I’m a Nursing Home Psychologist in the Pandemic Epicenter
I’m Worried About the Emotional Impact on the Staff
Mr. Davis used to sit in the lobby and greet staff members when they walked in the door of the nursing care center. His wife had friendly chats with other residents when she came to visit; his children brought plates of homemade cookies to the nursing station during the holidays. Covid-19 took him, them and every other family from nursing homes during this pandemic.
His bed is now occupied by Mr. Ward, who was transferred from the hospital two days ago with a coronavirus diagnosis. He hasn’t seen his relatives in the three weeks since they brought him to the crowded emergency room and his cell phone disappeared somewhere along the way. Lonely and in distress, he calls for help from overwhelmed nurses and aides many times each shift.
The care team swiftly referred Mr. Ward to me for psychology services. I’m able to sit down with him, ease his isolation and begin to process his traumatic experiences. I put my mobile phone on speaker so that he can talk with his children. His requests for nursing assistance have decreased.
For over two decades, I’ve tended to the emotional needs of residents, families and staff as a psychologist in nursing homes in the New York Metropolitan area. The mental health consequences of this pandemic on those who live and have loved ones in nursing facilities are profound. Tragic tales of family members unable to visit dying relatives are increasing, and, when the homes open up again to visitors, we will undoubtedly learn of many more heartbreaking experiences.
No less deserving of attention are the emotional pressures on the front-line workers caring for fragile and aging residents. On March 29, 2020, New York Governor Andrew Cuomo said that “coronavirus in a nursing home can be like fire through dry grass.” Less than two weeks later, an April 11, 2020 New York Times article reported that half of the nursing homes in New York have had residents with Covid-19, with nearly 2,000 resident lives lost thus far. Three days later, the New York Times put the national toll at long-term care facilities at over 3,800.
Despite the acknowledgment of the extreme vulnerability of nursing home residents and staff, communities haven’t rallied around nursing facilities the way they have for local hospitals. There aren’t shipments of personal protective equipment and Covid-19 tests, offers of food for hardworking employees or extra nurses and aides coming in from out of state to provide assistance.
Regardless of the political decisions that have allowed the long-term care industry to become overrun with companies more focused on short-term profit than on quality care, nursing home staff need help right this minute.
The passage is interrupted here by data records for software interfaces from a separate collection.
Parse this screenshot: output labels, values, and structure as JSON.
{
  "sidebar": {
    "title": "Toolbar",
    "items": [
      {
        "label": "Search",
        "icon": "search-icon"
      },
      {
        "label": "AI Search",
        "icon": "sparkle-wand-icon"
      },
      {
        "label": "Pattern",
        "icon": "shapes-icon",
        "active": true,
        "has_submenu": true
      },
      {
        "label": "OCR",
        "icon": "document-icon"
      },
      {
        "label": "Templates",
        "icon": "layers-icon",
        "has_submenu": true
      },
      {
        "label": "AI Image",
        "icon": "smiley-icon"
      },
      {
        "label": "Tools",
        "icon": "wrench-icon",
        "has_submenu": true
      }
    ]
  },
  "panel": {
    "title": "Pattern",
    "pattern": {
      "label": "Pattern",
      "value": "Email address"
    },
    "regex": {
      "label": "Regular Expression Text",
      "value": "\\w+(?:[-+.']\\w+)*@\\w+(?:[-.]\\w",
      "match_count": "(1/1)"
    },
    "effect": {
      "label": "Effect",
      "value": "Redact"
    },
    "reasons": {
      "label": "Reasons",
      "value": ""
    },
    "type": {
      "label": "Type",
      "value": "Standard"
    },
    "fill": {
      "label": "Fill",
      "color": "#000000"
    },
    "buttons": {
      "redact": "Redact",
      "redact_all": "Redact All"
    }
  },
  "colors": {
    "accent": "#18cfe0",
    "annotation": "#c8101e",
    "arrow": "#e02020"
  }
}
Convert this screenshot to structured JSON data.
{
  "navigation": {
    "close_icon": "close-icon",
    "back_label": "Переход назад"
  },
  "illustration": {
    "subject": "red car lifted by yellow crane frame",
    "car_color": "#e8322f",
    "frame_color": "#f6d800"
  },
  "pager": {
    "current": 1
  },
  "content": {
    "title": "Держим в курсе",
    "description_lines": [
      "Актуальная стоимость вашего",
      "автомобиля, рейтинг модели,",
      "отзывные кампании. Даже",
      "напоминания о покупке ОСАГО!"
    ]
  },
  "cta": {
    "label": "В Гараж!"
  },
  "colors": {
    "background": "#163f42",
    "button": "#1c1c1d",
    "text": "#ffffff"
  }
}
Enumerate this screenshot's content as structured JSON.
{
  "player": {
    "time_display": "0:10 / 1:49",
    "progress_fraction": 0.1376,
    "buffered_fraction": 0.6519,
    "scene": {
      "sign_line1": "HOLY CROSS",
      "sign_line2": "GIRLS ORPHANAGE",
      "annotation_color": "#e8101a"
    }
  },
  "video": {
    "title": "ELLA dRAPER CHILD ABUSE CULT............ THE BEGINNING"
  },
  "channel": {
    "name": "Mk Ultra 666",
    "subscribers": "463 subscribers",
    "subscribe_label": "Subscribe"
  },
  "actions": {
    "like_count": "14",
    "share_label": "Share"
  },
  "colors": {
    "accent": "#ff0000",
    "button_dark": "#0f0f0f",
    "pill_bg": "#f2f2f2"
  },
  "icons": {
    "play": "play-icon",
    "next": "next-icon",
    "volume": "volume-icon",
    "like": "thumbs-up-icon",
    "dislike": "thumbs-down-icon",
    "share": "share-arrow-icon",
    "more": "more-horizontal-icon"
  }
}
They are trying to fend off a viral enemy they know will ravage their ranks once it breaches their doors and they aren’t succeeding, just as many cities, states and countries haven’t succeeded. Community support would help to mitigate feelings of lone, grueling efforts on the part of nursing home teams and it might make it more likely that long-term care facilities that don’t have Covid-19 cases will remain virus-free.
Nursing care centers that are currently dealing with active cases have been hard-hit literally and emotionally. Careers in nursing homes can be challenging in ordinary times, with low pay, high turnover and the loss of residents, but they’re also rich environments filled with compassionate people who pride themselves on their work. For every nursing home horror story, there are hundreds of loving, happy moments between residents and workers that don’t make the news. In facilities ravaged by the virus, staff members are simultaneously grieving multiple close relationships with residents that have been established over weeks, months and years. Even for those accustomed to loss, this is a shocking amount to absorb and it needs to be acknowledged as traumatic stress.
Nursing home teams, under normal circumstances, go to great lengths to ensure that their residents have “good” deaths, with comfort care or hospice services and with family members present whenever possible. Witnessing the sudden decline in beloved residents and sending them out to the hospital knowing that they may die unaccompanied by either relatives or familiar staffers is devastating to many workers. Mental health counselors treating nursing home employees will likely find that the trauma of losing many well-known residents suddenly, simultaneously and under these conditions is different than the trauma experienced by hospital staff inundated by coronavirus cases.
The mandate to accept Covid-19 patients discharged from hospitals may ease workers’ concerns that their decimated facility won’t survive the pandemic, but it creates other challenges, such as worries about ongoing exposure to the virus. It also leads to a large group of new, anxious, traumatized individuals coming into the facility at the same time, requiring extra attention when staff members are still grieving the loss of prior residents. This is complicated by the fact that most residents are in their rooms on isolation precautions, so there is less opportunity for the old-timers to reassure and befriend newcomers. The situation is further exacerbated by the lack of family visitors and by short-staffing due to coronavirus-related illness and quarantines.
At a certain point, if the situation continues, open beds will be filled with Covid-19 patients on special units, new residents will become old-timers who survived the pandemic and the usual activities and camaraderie will resume. Until then, those who work in long-term care settings need practical and emotional support from their communities as they assist the most frail and vulnerable among us.